Opponents of Silent Spring attacked Rachel Carson personally. They accused her of being radical, disloyal, unscientific, and hysterical. In 1962, at the height of the Cold War with the Soviet Union, criticism of the United States struck many as unpatriotic or sympathetic with communism. Former Secretary of Agriculture Ezra Taft Benson wrote privately to former President Dwight Eisenhower that Carson was “probably a communist” (Lear 1997, 429). Velsicol’s threatening letter to Houghton Mifflin argued that if the public demanded elimination of pesticides, “our supply of food will be reduced to East-curtain parity [i.e., as inefficient as the Communist nations east of the ‘Iron Curtain’]” (Smith 2001, 736).
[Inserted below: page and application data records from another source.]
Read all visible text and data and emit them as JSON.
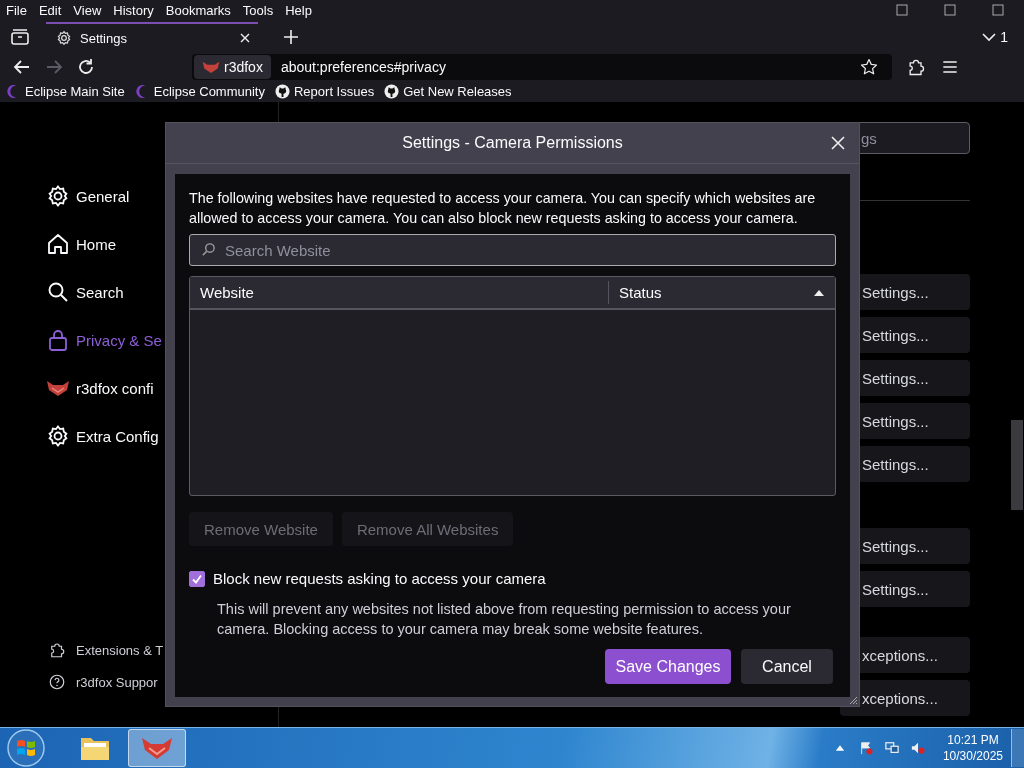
{
  "menu_bar": {
    "items": [
      "File",
      "Edit",
      "View",
      "History",
      "Bookmarks",
      "Tools",
      "Help"
    ]
  },
  "tab_bar": {
    "tabs": [
      {
        "label": "Settings",
        "selected": true
      }
    ],
    "tab_count": "1"
  },
  "nav_bar": {
    "identity": "r3dfox",
    "url": "about:preferences#privacy",
    "forward_disabled": true
  },
  "bookmarks": [
    {
      "label": "Eclipse Main Site",
      "kind": "crescent"
    },
    {
      "label": "Eclipse Community",
      "kind": "crescent"
    },
    {
      "label": "Report Issues",
      "kind": "cat"
    },
    {
      "label": "Get New Releases",
      "kind": "cat"
    }
  ],
  "sidebar": {
    "items": [
      {
        "label": "General",
        "kind": "gear",
        "selected": false
      },
      {
        "label": "Home",
        "kind": "home",
        "selected": false
      },
      {
        "label": "Search",
        "kind": "search",
        "selected": false
      },
      {
        "label": "Privacy & Se",
        "kind": "lock",
        "selected": true
      },
      {
        "label": "r3dfox confi",
        "kind": "fox",
        "selected": false
      },
      {
        "label": "Extra Config",
        "kind": "gear",
        "selected": false
      }
    ],
    "footer": [
      {
        "label": "Extensions & T",
        "kind": "puzzle"
      },
      {
        "label": "r3dfox Suppor",
        "kind": "help"
      }
    ]
  },
  "content": {
    "search_placeholder": "gs",
    "groups": [
      [
        "Settings...",
        "Settings...",
        "Settings...",
        "Settings...",
        "Settings..."
      ],
      [
        "Settings...",
        "Settings..."
      ],
      [
        "xceptions...",
        "xceptions..."
      ]
    ]
  },
  "dialog": {
    "title": "Settings - Camera Permissions",
    "description": "The following websites have requested to access your camera. You can specify which websites are allowed to access your camera. You can also block new requests asking to access your camera.",
    "search": {
      "placeholder": "Search Website"
    },
    "table": {
      "columns": [
        {
          "label": "Website",
          "sorted": false
        },
        {
          "label": "Status",
          "sorted": true
        }
      ]
    },
    "buttons": [
      {
        "label": "Remove Website",
        "disabled": true
      },
      {
        "label": "Remove All Websites",
        "disabled": true
      }
    ],
    "block": {
      "label": "Block new requests asking to access your camera",
      "checked": true,
      "note": "This will prevent any websites not listed above from requesting permission to access your camera. Blocking access to your camera may break some website features."
    },
    "actions": [
      {
        "label": "Save Changes",
        "kind": "primary"
      },
      {
        "label": "Cancel",
        "kind": "secondary"
      }
    ]
  },
  "taskbar": {
    "apps": [
      {
        "kind": "folder",
        "selected": false
      },
      {
        "kind": "fox",
        "selected": true
      }
    ],
    "time": "10:21 PM",
    "date": "10/30/2025"
  }
}
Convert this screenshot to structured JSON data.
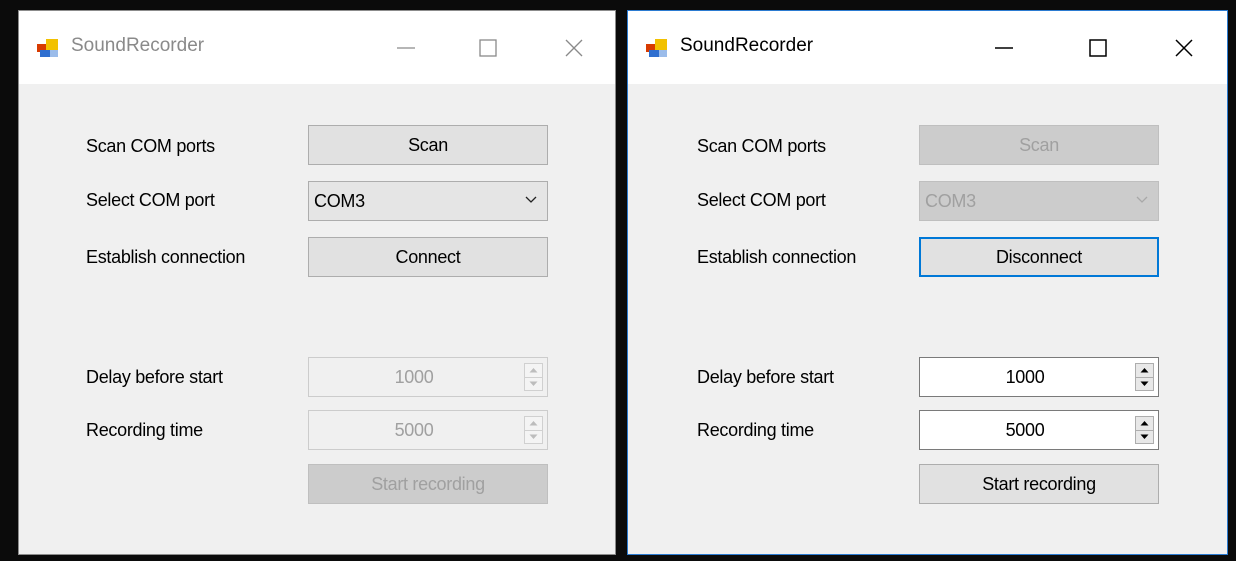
{
  "windows": [
    {
      "title": "SoundRecorder",
      "state": "disconnected",
      "scan_label": "Scan COM ports",
      "scan_button": "Scan",
      "select_label": "Select COM port",
      "port_value": "COM3",
      "connect_label": "Establish connection",
      "connect_button": "Connect",
      "delay_label": "Delay before start",
      "delay_value": "1000",
      "time_label": "Recording time",
      "time_value": "5000",
      "record_button": "Start recording"
    },
    {
      "title": "SoundRecorder",
      "state": "connected",
      "scan_label": "Scan COM ports",
      "scan_button": "Scan",
      "select_label": "Select COM port",
      "port_value": "COM3",
      "connect_label": "Establish connection",
      "connect_button": "Disconnect",
      "delay_label": "Delay before start",
      "delay_value": "1000",
      "time_label": "Recording time",
      "time_value": "5000",
      "record_button": "Start recording"
    }
  ],
  "icons": {
    "app": "app-window-icon",
    "minimize": "minimize-icon",
    "maximize": "maximize-icon",
    "close": "close-icon",
    "dropdown": "chevron-down-icon",
    "spin_up": "spin-up-icon",
    "spin_down": "spin-down-icon"
  },
  "colors": {
    "focus_border": "#0078d7",
    "active_window_border": "#2b7bd1",
    "disabled_text": "#a0a0a0"
  }
}
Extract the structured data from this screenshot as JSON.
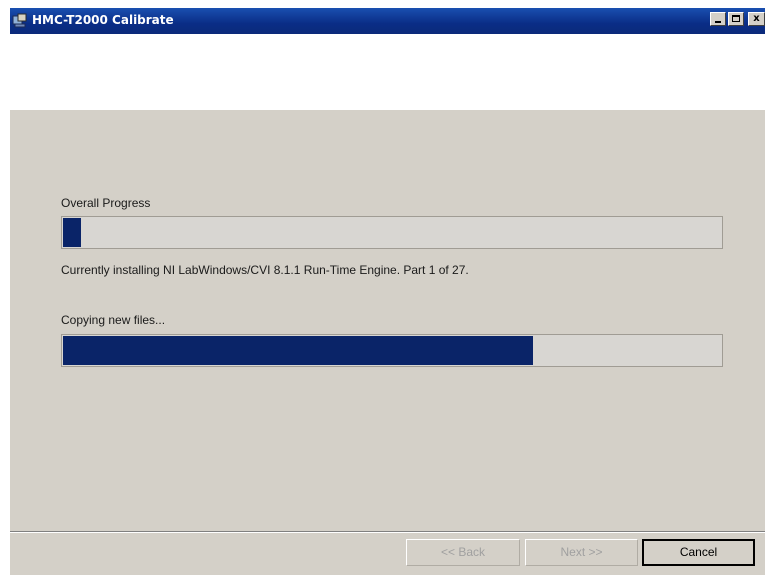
{
  "window": {
    "title": "HMC-T2000 Calibrate",
    "app_icon": "installer-icon"
  },
  "controls": {
    "minimize_icon": "minimize-icon",
    "maximize_icon": "maximize-icon",
    "close_label": "x"
  },
  "overall": {
    "label": "Overall Progress",
    "progress": 0.03,
    "status": "Currently installing NI LabWindows/CVI 8.1.1 Run-Time Engine.  Part 1 of 27."
  },
  "current": {
    "label": "Copying new files...",
    "progress": 0.715
  },
  "buttons": {
    "back_label": "<< Back",
    "next_label": "Next >>",
    "cancel_label": "Cancel"
  },
  "colors": {
    "title_bar": "#0a2d86",
    "progress_fill": "#0a2468",
    "dialog_bg": "#d4d0c8"
  }
}
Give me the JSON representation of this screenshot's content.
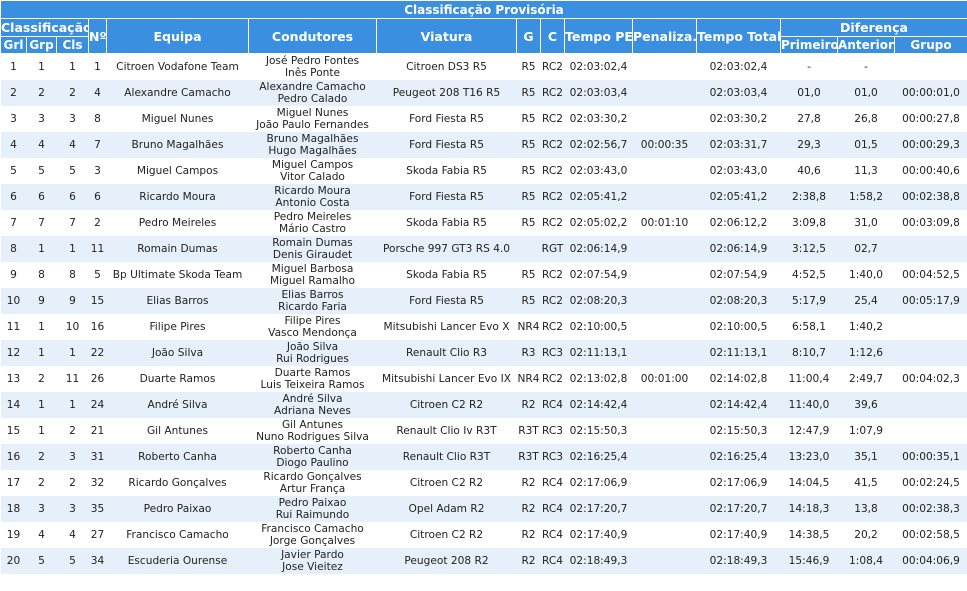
{
  "table": {
    "title": "Classificação Provisória",
    "headers": {
      "classificacao": "Classificação",
      "grl": "Grl",
      "grp": "Grp",
      "cls": "Cls",
      "num": "Nº",
      "equipa": "Equipa",
      "condutores": "Condutores",
      "viatura": "Viatura",
      "g": "G",
      "c": "C",
      "tempo_pe": "Tempo PE",
      "penaliza": "Penaliza.",
      "tempo_total": "Tempo Total",
      "diferenca": "Diferença",
      "primeiro": "Primeiro",
      "anterior": "Anterior",
      "grupo": "Grupo"
    },
    "rows": [
      {
        "grl": "1",
        "grp": "1",
        "cls": "1",
        "num": "1",
        "team": "Citroen Vodafone Team",
        "driver1": "José Pedro Fontes",
        "driver2": "Inês Ponte",
        "car": "Citroen DS3 R5",
        "g": "R5",
        "c": "RC2",
        "tempo_pe": "02:03:02,4",
        "pen": "",
        "total": "02:03:02,4",
        "primeiro": "-",
        "anterior": "-",
        "grupo": ""
      },
      {
        "grl": "2",
        "grp": "2",
        "cls": "2",
        "num": "4",
        "team": "Alexandre Camacho",
        "driver1": "Alexandre Camacho",
        "driver2": "Pedro Calado",
        "car": "Peugeot 208 T16 R5",
        "g": "R5",
        "c": "RC2",
        "tempo_pe": "02:03:03,4",
        "pen": "",
        "total": "02:03:03,4",
        "primeiro": "01,0",
        "anterior": "01,0",
        "grupo": "00:00:01,0"
      },
      {
        "grl": "3",
        "grp": "3",
        "cls": "3",
        "num": "8",
        "team": "Miguel Nunes",
        "driver1": "Miguel Nunes",
        "driver2": "João Paulo Fernandes",
        "car": "Ford Fiesta R5",
        "g": "R5",
        "c": "RC2",
        "tempo_pe": "02:03:30,2",
        "pen": "",
        "total": "02:03:30,2",
        "primeiro": "27,8",
        "anterior": "26,8",
        "grupo": "00:00:27,8"
      },
      {
        "grl": "4",
        "grp": "4",
        "cls": "4",
        "num": "7",
        "team": "Bruno Magalhães",
        "driver1": "Bruno Magalhães",
        "driver2": "Hugo Magalhães",
        "car": "Ford Fiesta R5",
        "g": "R5",
        "c": "RC2",
        "tempo_pe": "02:02:56,7",
        "pen": "00:00:35",
        "total": "02:03:31,7",
        "primeiro": "29,3",
        "anterior": "01,5",
        "grupo": "00:00:29,3"
      },
      {
        "grl": "5",
        "grp": "5",
        "cls": "5",
        "num": "3",
        "team": "Miguel Campos",
        "driver1": "Miguel Campos",
        "driver2": "Vitor Calado",
        "car": "Skoda Fabia R5",
        "g": "R5",
        "c": "RC2",
        "tempo_pe": "02:03:43,0",
        "pen": "",
        "total": "02:03:43,0",
        "primeiro": "40,6",
        "anterior": "11,3",
        "grupo": "00:00:40,6"
      },
      {
        "grl": "6",
        "grp": "6",
        "cls": "6",
        "num": "6",
        "team": "Ricardo Moura",
        "driver1": "Ricardo Moura",
        "driver2": "Antonio Costa",
        "car": "Ford Fiesta R5",
        "g": "R5",
        "c": "RC2",
        "tempo_pe": "02:05:41,2",
        "pen": "",
        "total": "02:05:41,2",
        "primeiro": "2:38,8",
        "anterior": "1:58,2",
        "grupo": "00:02:38,8"
      },
      {
        "grl": "7",
        "grp": "7",
        "cls": "7",
        "num": "2",
        "team": "Pedro Meireles",
        "driver1": "Pedro Meireles",
        "driver2": "Mário Castro",
        "car": "Skoda Fabia R5",
        "g": "R5",
        "c": "RC2",
        "tempo_pe": "02:05:02,2",
        "pen": "00:01:10",
        "total": "02:06:12,2",
        "primeiro": "3:09,8",
        "anterior": "31,0",
        "grupo": "00:03:09,8"
      },
      {
        "grl": "8",
        "grp": "1",
        "cls": "1",
        "num": "11",
        "team": "Romain Dumas",
        "driver1": "Romain Dumas",
        "driver2": "Denis Giraudet",
        "car": "Porsche 997 GT3 RS 4.0",
        "g": "",
        "c": "RGT",
        "tempo_pe": "02:06:14,9",
        "pen": "",
        "total": "02:06:14,9",
        "primeiro": "3:12,5",
        "anterior": "02,7",
        "grupo": ""
      },
      {
        "grl": "9",
        "grp": "8",
        "cls": "8",
        "num": "5",
        "team": "Bp Ultimate Skoda Team",
        "driver1": "Miguel Barbosa",
        "driver2": "Miguel Ramalho",
        "car": "Skoda Fabia R5",
        "g": "R5",
        "c": "RC2",
        "tempo_pe": "02:07:54,9",
        "pen": "",
        "total": "02:07:54,9",
        "primeiro": "4:52,5",
        "anterior": "1:40,0",
        "grupo": "00:04:52,5"
      },
      {
        "grl": "10",
        "grp": "9",
        "cls": "9",
        "num": "15",
        "team": "Elias Barros",
        "driver1": "Elias Barros",
        "driver2": "Ricardo Faria",
        "car": "Ford Fiesta R5",
        "g": "R5",
        "c": "RC2",
        "tempo_pe": "02:08:20,3",
        "pen": "",
        "total": "02:08:20,3",
        "primeiro": "5:17,9",
        "anterior": "25,4",
        "grupo": "00:05:17,9"
      },
      {
        "grl": "11",
        "grp": "1",
        "cls": "10",
        "num": "16",
        "team": "Filipe Pires",
        "driver1": "Filipe Pires",
        "driver2": "Vasco Mendonça",
        "car": "Mitsubishi Lancer Evo X",
        "g": "NR4",
        "c": "RC2",
        "tempo_pe": "02:10:00,5",
        "pen": "",
        "total": "02:10:00,5",
        "primeiro": "6:58,1",
        "anterior": "1:40,2",
        "grupo": ""
      },
      {
        "grl": "12",
        "grp": "1",
        "cls": "1",
        "num": "22",
        "team": "João Silva",
        "driver1": "João Silva",
        "driver2": "Rui Rodrigues",
        "car": "Renault Clio R3",
        "g": "R3",
        "c": "RC3",
        "tempo_pe": "02:11:13,1",
        "pen": "",
        "total": "02:11:13,1",
        "primeiro": "8:10,7",
        "anterior": "1:12,6",
        "grupo": ""
      },
      {
        "grl": "13",
        "grp": "2",
        "cls": "11",
        "num": "26",
        "team": "Duarte Ramos",
        "driver1": "Duarte Ramos",
        "driver2": "Luis Teixeira Ramos",
        "car": "Mitsubishi Lancer Evo IX",
        "g": "NR4",
        "c": "RC2",
        "tempo_pe": "02:13:02,8",
        "pen": "00:01:00",
        "total": "02:14:02,8",
        "primeiro": "11:00,4",
        "anterior": "2:49,7",
        "grupo": "00:04:02,3"
      },
      {
        "grl": "14",
        "grp": "1",
        "cls": "1",
        "num": "24",
        "team": "André Silva",
        "driver1": "André Silva",
        "driver2": "Adriana Neves",
        "car": "Citroen C2 R2",
        "g": "R2",
        "c": "RC4",
        "tempo_pe": "02:14:42,4",
        "pen": "",
        "total": "02:14:42,4",
        "primeiro": "11:40,0",
        "anterior": "39,6",
        "grupo": ""
      },
      {
        "grl": "15",
        "grp": "1",
        "cls": "2",
        "num": "21",
        "team": "Gil Antunes",
        "driver1": "Gil Antunes",
        "driver2": "Nuno Rodrigues Silva",
        "car": "Renault Clio Iv R3T",
        "g": "R3T",
        "c": "RC3",
        "tempo_pe": "02:15:50,3",
        "pen": "",
        "total": "02:15:50,3",
        "primeiro": "12:47,9",
        "anterior": "1:07,9",
        "grupo": ""
      },
      {
        "grl": "16",
        "grp": "2",
        "cls": "3",
        "num": "31",
        "team": "Roberto Canha",
        "driver1": "Roberto Canha",
        "driver2": "Diogo Paulino",
        "car": "Renault Clio R3T",
        "g": "R3T",
        "c": "RC3",
        "tempo_pe": "02:16:25,4",
        "pen": "",
        "total": "02:16:25,4",
        "primeiro": "13:23,0",
        "anterior": "35,1",
        "grupo": "00:00:35,1"
      },
      {
        "grl": "17",
        "grp": "2",
        "cls": "2",
        "num": "32",
        "team": "Ricardo Gonçalves",
        "driver1": "Ricardo Gonçalves",
        "driver2": "Artur França",
        "car": "Citroen C2 R2",
        "g": "R2",
        "c": "RC4",
        "tempo_pe": "02:17:06,9",
        "pen": "",
        "total": "02:17:06,9",
        "primeiro": "14:04,5",
        "anterior": "41,5",
        "grupo": "00:02:24,5"
      },
      {
        "grl": "18",
        "grp": "3",
        "cls": "3",
        "num": "35",
        "team": "Pedro Paixao",
        "driver1": "Pedro Paixao",
        "driver2": "Rui Raimundo",
        "car": "Opel Adam R2",
        "g": "R2",
        "c": "RC4",
        "tempo_pe": "02:17:20,7",
        "pen": "",
        "total": "02:17:20,7",
        "primeiro": "14:18,3",
        "anterior": "13,8",
        "grupo": "00:02:38,3"
      },
      {
        "grl": "19",
        "grp": "4",
        "cls": "4",
        "num": "27",
        "team": "Francisco Camacho",
        "driver1": "Francisco Camacho",
        "driver2": "Jorge Gonçalves",
        "car": "Citroen C2 R2",
        "g": "R2",
        "c": "RC4",
        "tempo_pe": "02:17:40,9",
        "pen": "",
        "total": "02:17:40,9",
        "primeiro": "14:38,5",
        "anterior": "20,2",
        "grupo": "00:02:58,5"
      },
      {
        "grl": "20",
        "grp": "5",
        "cls": "5",
        "num": "34",
        "team": "Escuderia Ourense",
        "driver1": "Javier Pardo",
        "driver2": "Jose Vieitez",
        "car": "Peugeot 208 R2",
        "g": "R2",
        "c": "RC4",
        "tempo_pe": "02:18:49,3",
        "pen": "",
        "total": "02:18:49,3",
        "primeiro": "15:46,9",
        "anterior": "1:08,4",
        "grupo": "00:04:06,9"
      }
    ]
  }
}
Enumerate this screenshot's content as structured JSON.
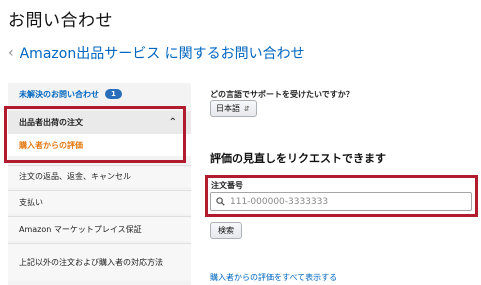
{
  "page": {
    "title": "お問い合わせ"
  },
  "breadcrumb": {
    "label": "Amazon出品サービス に関するお問い合わせ"
  },
  "sidebar": {
    "unresolved": {
      "label": "未解決のお問い合わせ",
      "badge": "1"
    },
    "group": {
      "label": "出品者出荷の注文"
    },
    "selected": {
      "label": "購入者からの評価"
    },
    "items": [
      {
        "label": "注文の返品、返金、キャンセル"
      },
      {
        "label": "支払い"
      },
      {
        "label": "Amazon マーケットプレイス保証"
      },
      {
        "label": "上記以外の注文および購入者の対応方法"
      }
    ]
  },
  "language": {
    "question": "どの言語でサポートを受けたいですか？",
    "selected": "日本語"
  },
  "review_request": {
    "heading": "評価の見直しをリクエストできます",
    "order_label": "注文番号",
    "order_placeholder": "111-000000-3333333",
    "search_button": "検索",
    "view_all_link": "購入者からの評価をすべて表示する"
  },
  "colors": {
    "link": "#0066c0",
    "highlight": "#b11b2e",
    "selected": "#e47911",
    "badge": "#2a6ebb"
  }
}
[The great editorial cartoonist Bill Mauldin of the Chicago Sun-Times illustrates the gender dimension of the controversy over Carson and Silent Spring. In this 27 October 1963 cartoon he pairs her with Jessica Mitford, author of The American Way of Death, a scathing indictment of the funeral home industry. Men from both industries have been flattened under the platens of the women’s typewriters. Illustration by Bill Mauldin.]
If not an outright Communist, surely Carson was linked to “food faddists” or, as William Darby of the Vanderbilt University School of Medicine characterized them, “the organic gardeners, the anti-fluoride leaguers, the worshippers of ‘natural foods,’ and those who cling to the philosophy of a vital principle, and pseudo-scientists and faddists” (Smith 738). Another decade or two would pass before most Americans considered organic gardening or natural foods as fit for anyone but cranks and misfits.
Allegations that Carson was just a hysterical woman appeared both in the pages of chemical and agricultural trade journals as well as in the popular press. Women were imagined to be less rational, more emotional, and more sentimental than men, who could be relied upon to study the issues dispassionately and propose rational solutions. An agricultural expert told a reporter at the Ribicoff hearings, “You’re never going to satisfy organic farmers or emotional women in garden clubs” (Graham 1970, 88). In his letter to Eisenhower, Benson wondered why a “spinster was so worried about genetics” (Lear 1997, 429).
As Carson had no institutional affiliation, she was dismissed as an amateur who did not understand the subject like a professional scientist would, or who distorted or misread the science. To her critics, Carson’s frequent use of terms like “nature,” “natural,” and “balance of nature” identified her as a mere sentimental nature lover or a pantheist like Ralph Waldo Emerson or Henry David Thoreau. Reviews in Time, U.S. News and World Report, and even Sports Illustrated took her to task. The reviewer in Time, for example, criticized her “emotion-fanning words” and characterized her argument as “unfair, one-sided, and hysterically overemphatic.” He traced her “emotional and inaccurate outburst” to her “mystical attachment to the balance of nature” (Brooks 1989, 297).